## YOUR TASK
Print every entry exactly as written.

## EXTRACTED INFORMATION
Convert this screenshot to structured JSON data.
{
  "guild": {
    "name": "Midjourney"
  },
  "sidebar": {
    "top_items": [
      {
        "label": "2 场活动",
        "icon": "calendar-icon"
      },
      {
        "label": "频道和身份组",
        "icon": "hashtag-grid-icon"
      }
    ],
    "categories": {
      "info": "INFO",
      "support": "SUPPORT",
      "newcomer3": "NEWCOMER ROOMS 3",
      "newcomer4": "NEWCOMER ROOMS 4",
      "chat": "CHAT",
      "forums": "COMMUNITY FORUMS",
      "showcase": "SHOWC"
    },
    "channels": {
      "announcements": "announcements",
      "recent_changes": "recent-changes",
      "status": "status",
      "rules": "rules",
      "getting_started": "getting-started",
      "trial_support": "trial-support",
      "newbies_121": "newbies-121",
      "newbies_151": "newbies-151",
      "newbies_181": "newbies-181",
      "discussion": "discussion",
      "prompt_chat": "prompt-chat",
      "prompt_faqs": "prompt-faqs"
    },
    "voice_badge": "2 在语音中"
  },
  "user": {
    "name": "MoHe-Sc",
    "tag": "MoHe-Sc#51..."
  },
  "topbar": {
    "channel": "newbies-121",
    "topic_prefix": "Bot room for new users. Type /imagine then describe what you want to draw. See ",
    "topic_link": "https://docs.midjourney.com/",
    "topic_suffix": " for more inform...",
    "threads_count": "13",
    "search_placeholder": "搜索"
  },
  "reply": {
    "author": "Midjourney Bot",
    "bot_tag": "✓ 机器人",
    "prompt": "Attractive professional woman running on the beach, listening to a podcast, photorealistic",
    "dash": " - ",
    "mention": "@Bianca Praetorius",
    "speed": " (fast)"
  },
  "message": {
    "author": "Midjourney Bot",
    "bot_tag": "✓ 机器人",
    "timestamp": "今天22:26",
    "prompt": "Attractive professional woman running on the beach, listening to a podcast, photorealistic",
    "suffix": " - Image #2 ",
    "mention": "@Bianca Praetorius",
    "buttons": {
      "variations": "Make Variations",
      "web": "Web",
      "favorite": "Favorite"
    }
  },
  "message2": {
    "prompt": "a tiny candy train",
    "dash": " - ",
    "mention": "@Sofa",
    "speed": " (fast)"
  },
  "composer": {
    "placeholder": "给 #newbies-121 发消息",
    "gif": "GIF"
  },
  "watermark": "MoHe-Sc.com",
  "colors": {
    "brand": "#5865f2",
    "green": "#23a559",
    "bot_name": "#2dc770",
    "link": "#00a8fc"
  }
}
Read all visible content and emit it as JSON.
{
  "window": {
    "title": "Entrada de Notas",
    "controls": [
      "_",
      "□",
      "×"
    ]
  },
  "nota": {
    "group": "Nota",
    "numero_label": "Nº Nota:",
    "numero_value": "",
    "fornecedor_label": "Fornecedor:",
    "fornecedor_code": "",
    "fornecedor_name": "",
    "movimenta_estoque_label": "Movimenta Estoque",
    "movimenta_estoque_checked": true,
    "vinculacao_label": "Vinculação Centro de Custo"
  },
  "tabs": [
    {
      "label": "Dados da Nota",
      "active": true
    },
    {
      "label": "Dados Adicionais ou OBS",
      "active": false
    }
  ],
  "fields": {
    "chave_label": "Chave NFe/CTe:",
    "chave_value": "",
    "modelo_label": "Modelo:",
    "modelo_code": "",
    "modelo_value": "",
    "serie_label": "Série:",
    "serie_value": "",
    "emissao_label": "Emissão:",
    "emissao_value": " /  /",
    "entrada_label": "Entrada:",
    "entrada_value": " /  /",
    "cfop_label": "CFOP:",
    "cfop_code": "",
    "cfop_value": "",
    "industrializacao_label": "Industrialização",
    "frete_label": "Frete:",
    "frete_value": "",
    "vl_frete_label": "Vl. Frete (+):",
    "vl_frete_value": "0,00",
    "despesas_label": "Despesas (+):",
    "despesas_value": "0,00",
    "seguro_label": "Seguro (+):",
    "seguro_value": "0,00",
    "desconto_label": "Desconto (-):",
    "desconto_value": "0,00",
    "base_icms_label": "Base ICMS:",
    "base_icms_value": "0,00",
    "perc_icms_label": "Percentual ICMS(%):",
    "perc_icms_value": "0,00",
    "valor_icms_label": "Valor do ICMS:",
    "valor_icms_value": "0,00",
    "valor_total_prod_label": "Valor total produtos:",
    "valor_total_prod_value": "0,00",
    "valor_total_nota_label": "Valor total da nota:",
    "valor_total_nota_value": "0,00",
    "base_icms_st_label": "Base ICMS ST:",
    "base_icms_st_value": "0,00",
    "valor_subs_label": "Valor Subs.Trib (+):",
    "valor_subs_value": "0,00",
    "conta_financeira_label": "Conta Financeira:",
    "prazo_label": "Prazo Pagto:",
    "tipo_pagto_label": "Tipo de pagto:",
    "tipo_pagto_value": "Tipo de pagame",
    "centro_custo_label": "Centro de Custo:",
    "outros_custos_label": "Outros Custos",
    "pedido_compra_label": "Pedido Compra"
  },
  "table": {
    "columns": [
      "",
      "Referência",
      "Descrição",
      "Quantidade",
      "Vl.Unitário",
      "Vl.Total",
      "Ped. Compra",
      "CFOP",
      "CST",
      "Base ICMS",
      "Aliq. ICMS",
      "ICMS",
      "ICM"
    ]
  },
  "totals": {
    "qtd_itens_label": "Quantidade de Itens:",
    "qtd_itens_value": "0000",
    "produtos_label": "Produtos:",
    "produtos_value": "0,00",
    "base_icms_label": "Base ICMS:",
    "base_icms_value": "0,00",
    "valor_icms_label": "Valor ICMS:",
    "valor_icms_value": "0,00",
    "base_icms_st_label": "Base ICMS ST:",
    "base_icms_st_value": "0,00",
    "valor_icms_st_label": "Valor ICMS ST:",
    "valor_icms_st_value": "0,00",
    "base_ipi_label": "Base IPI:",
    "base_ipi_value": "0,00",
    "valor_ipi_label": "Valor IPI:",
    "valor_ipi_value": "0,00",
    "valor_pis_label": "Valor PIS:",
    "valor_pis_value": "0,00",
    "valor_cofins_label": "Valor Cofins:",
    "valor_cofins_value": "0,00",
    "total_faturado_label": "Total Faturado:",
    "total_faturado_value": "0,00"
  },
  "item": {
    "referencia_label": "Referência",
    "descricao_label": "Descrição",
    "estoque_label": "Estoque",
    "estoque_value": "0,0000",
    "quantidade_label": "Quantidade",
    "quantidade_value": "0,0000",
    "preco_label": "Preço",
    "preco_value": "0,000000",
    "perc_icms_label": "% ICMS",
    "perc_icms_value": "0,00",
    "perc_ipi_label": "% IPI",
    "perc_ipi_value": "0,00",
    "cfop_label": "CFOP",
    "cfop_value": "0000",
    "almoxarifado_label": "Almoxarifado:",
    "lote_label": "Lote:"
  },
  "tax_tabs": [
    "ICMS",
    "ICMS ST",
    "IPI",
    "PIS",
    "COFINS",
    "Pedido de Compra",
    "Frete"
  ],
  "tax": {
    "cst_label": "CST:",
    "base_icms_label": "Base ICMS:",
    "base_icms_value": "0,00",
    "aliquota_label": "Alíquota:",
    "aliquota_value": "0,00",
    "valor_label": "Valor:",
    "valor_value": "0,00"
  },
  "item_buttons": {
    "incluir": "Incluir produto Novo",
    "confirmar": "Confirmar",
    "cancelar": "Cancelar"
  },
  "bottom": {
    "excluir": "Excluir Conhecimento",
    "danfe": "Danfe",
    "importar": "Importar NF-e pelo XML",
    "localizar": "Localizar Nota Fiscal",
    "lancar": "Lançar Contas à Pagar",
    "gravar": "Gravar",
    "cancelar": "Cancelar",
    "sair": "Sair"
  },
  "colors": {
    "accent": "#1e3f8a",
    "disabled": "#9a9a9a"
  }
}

## ANSWER BOX
Convert this screenshot to structured JSON data.
{
  "guild": {
    "name": "Midjourney"
  },
  "sidebar": {
    "top_items": [
      {
        "label": "2 场活动",
        "icon": "calendar-icon"
      },
      {
        "label": "频道和身份组",
        "icon": "hashtag-grid-icon"
      }
    ],
    "categories": {
      "info": "INFO",
      "support": "SUPPORT",
      "newcomer3": "NEWCOMER ROOMS 3",
      "newcomer4": "NEWCOMER ROOMS 4",
      "chat": "CHAT",
      "forums": "COMMUNITY FORUMS",
      "showcase": "SHOWC"
    },
    "channels": {
      "announcements": "announcements",
      "recent_changes": "recent-changes",
      "status": "status",
      "rules": "rules",
      "getting_started": "getting-started",
      "trial_support": "trial-support",
      "newbies_121": "newbies-121",
      "newbies_151": "newbies-151",
      "newbies_181": "newbies-181",
      "discussion": "discussion",
      "prompt_chat": "prompt-chat",
      "prompt_faqs": "prompt-faqs"
    },
    "voice_badge": "2 在语音中"
  },
  "user": {
    "name": "MoHe-Sc",
    "tag": "MoHe-Sc#51..."
  },
  "topbar": {
    "channel": "newbies-121",
    "topic_prefix": "Bot room for new users. Type /imagine then describe what you want to draw. See ",
    "topic_link": "https://docs.midjourney.com/",
    "topic_suffix": " for more inform...",
    "threads_count": "13",
    "search_placeholder": "搜索"
  },
  "reply": {
    "author": "Midjourney Bot",
    "bot_tag": "✓ 机器人",
    "prompt": "Attractive professional woman running on the beach, listening to a podcast, photorealistic",
    "dash": " - ",
    "mention": "@Bianca Praetorius",
    "speed": " (fast)"
  },
  "message": {
    "author": "Midjourney Bot",
    "bot_tag": "✓ 机器人",
    "timestamp": "今天22:26",
    "prompt": "Attractive professional woman running on the beach, listening to a podcast, photorealistic",
    "suffix": " - Image #2 ",
    "mention": "@Bianca Praetorius",
    "buttons": {
      "variations": "Make Variations",
      "web": "Web",
      "favorite": "Favorite"
    }
  },
  "message2": {
    "prompt": "a tiny candy train",
    "dash": " - ",
    "mention": "@Sofa",
    "speed": " (fast)"
  },
  "composer": {
    "placeholder": "给 #newbies-121 发消息",
    "gif": "GIF"
  },
  "watermark": "MoHe-Sc.com",
  "colors": {
    "brand": "#5865f2",
    "green": "#23a559",
    "bot_name": "#2dc770",
    "link": "#00a8fc"
  }
}
Read all visible content and emit it as JSON.
{
  "window": {
    "title": "Entrada de Notas",
    "controls": [
      "_",
      "□",
      "×"
    ]
  },
  "nota": {
    "group": "Nota",
    "numero_label": "Nº Nota:",
    "numero_value": "",
    "fornecedor_label": "Fornecedor:",
    "fornecedor_code": "",
    "fornecedor_name": "",
    "movimenta_estoque_label": "Movimenta Estoque",
    "movimenta_estoque_checked": true,
    "vinculacao_label": "Vinculação Centro de Custo"
  },
  "tabs": [
    {
      "label": "Dados da Nota",
      "active": true
    },
    {
      "label": "Dados Adicionais ou OBS",
      "active": false
    }
  ],
  "fields": {
    "chave_label": "Chave NFe/CTe:",
    "chave_value": "",
    "modelo_label": "Modelo:",
    "modelo_code": "",
    "modelo_value": "",
    "serie_label": "Série:",
    "serie_value": "",
    "emissao_label": "Emissão:",
    "emissao_value": " /  /",
    "entrada_label": "Entrada:",
    "entrada_value": " /  /",
    "cfop_label": "CFOP:",
    "cfop_code": "",
    "cfop_value": "",
    "industrializacao_label": "Industrialização",
    "frete_label": "Frete:",
    "frete_value": "",
    "vl_frete_label": "Vl. Frete (+):",
    "vl_frete_value": "0,00",
    "despesas_label": "Despesas (+):",
    "despesas_value": "0,00",
    "seguro_label": "Seguro (+):",
    "seguro_value": "0,00",
    "desconto_label": "Desconto (-):",
    "desconto_value": "0,00",
    "base_icms_label": "Base ICMS:",
    "base_icms_value": "0,00",
    "perc_icms_label": "Percentual ICMS(%):",
    "perc_icms_value": "0,00",
    "valor_icms_label": "Valor do ICMS:",
    "valor_icms_value": "0,00",
    "valor_total_prod_label": "Valor total produtos:",
    "valor_total_prod_value": "0,00",
    "valor_total_nota_label": "Valor total da nota:",
    "valor_total_nota_value": "0,00",
    "base_icms_st_label": "Base ICMS ST:",
    "base_icms_st_value": "0,00",
    "valor_subs_label": "Valor Subs.Trib (+):",
    "valor_subs_value": "0,00",
    "conta_financeira_label": "Conta Financeira:",
    "prazo_label": "Prazo Pagto:",
    "tipo_pagto_label": "Tipo de pagto:",
    "tipo_pagto_value": "Tipo de pagame",
    "centro_custo_label": "Centro de Custo:",
    "outros_custos_label": "Outros Custos",
    "pedido_compra_label": "Pedido Compra"
  },
  "table": {
    "columns": [
      "",
      "Referência",
      "Descrição",
      "Quantidade",
      "Vl.Unitário",
      "Vl.Total",
      "Ped. Compra",
      "CFOP",
      "CST",
      "Base ICMS",
      "Aliq. ICMS",
      "ICMS",
      "ICM"
    ]
  },
  "totals": {
    "qtd_itens_label": "Quantidade de Itens:",
    "qtd_itens_value": "0000",
    "produtos_label": "Produtos:",
    "produtos_value": "0,00",
    "base_icms_label": "Base ICMS:",
    "base_icms_value": "0,00",
    "valor_icms_label": "Valor ICMS:",
    "valor_icms_value": "0,00",
    "base_icms_st_label": "Base ICMS ST:",
    "base_icms_st_value": "0,00",
    "valor_icms_st_label": "Valor ICMS ST:",
    "valor_icms_st_value": "0,00",
    "base_ipi_label": "Base IPI:",
    "base_ipi_value": "0,00",
    "valor_ipi_label": "Valor IPI:",
    "valor_ipi_value": "0,00",
    "valor_pis_label": "Valor PIS:",
    "valor_pis_value": "0,00",
    "valor_cofins_label": "Valor Cofins:",
    "valor_cofins_value": "0,00",
    "total_faturado_label": "Total Faturado:",
    "total_faturado_value": "0,00"
  },
  "item": {
    "referencia_label": "Referência",
    "descricao_label": "Descrição",
    "estoque_label": "Estoque",
    "estoque_value": "0,0000",
    "quantidade_label": "Quantidade",
    "quantidade_value": "0,0000",
    "preco_label": "Preço",
    "preco_value": "0,000000",
    "perc_icms_label": "% ICMS",
    "perc_icms_value": "0,00",
    "perc_ipi_label": "% IPI",
    "perc_ipi_value": "0,00",
    "cfop_label": "CFOP",
    "cfop_value": "0000",
    "almoxarifado_label": "Almoxarifado:",
    "lote_label": "Lote:"
  },
  "tax_tabs": [
    "ICMS",
    "ICMS ST",
    "IPI",
    "PIS",
    "COFINS",
    "Pedido de Compra",
    "Frete"
  ],
  "tax": {
    "cst_label": "CST:",
    "base_icms_label": "Base ICMS:",
    "base_icms_value": "0,00",
    "aliquota_label": "Alíquota:",
    "aliquota_value": "0,00",
    "valor_label": "Valor:",
    "valor_value": "0,00"
  },
  "item_buttons": {
    "incluir": "Incluir produto Novo",
    "confirmar": "Confirmar",
    "cancelar": "Cancelar"
  },
  "bottom": {
    "excluir": "Excluir Conhecimento",
    "danfe": "Danfe",
    "importar": "Importar NF-e pelo XML",
    "localizar": "Localizar Nota Fiscal",
    "lancar": "Lançar Contas à Pagar",
    "gravar": "Gravar",
    "cancelar": "Cancelar",
    "sair": "Sair"
  },
  "colors": {
    "accent": "#1e3f8a",
    "disabled": "#9a9a9a"
  }
}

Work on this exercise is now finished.